• _Your goal_:
Establish how many lines below contain the string "wins". Respond with that number alone.

[Web page and app entries]

········

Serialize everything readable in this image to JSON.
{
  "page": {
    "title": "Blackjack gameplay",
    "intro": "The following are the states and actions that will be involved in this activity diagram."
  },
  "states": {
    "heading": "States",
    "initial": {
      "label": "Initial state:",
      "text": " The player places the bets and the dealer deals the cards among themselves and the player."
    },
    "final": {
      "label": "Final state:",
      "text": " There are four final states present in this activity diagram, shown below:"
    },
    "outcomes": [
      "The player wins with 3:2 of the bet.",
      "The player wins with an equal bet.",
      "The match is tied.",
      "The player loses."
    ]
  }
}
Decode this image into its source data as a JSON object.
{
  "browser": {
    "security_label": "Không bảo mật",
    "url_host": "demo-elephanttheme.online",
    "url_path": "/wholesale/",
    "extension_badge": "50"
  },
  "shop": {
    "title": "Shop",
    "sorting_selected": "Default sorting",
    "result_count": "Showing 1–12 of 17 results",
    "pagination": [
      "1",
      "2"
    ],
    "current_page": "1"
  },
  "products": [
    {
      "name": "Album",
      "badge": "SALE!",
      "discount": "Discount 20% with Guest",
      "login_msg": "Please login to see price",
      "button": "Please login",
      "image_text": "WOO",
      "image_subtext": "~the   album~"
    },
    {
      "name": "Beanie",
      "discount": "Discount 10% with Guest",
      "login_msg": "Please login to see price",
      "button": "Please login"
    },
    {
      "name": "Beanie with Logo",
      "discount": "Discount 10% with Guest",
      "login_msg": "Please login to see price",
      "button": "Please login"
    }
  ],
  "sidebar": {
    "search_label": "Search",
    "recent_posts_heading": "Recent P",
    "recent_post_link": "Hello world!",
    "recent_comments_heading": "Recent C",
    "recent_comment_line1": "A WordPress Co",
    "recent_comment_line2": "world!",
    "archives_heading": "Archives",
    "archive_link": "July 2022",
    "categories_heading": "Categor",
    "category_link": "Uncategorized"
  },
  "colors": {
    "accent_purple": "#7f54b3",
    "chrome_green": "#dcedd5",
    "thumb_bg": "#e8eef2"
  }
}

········

• _Answer_:
2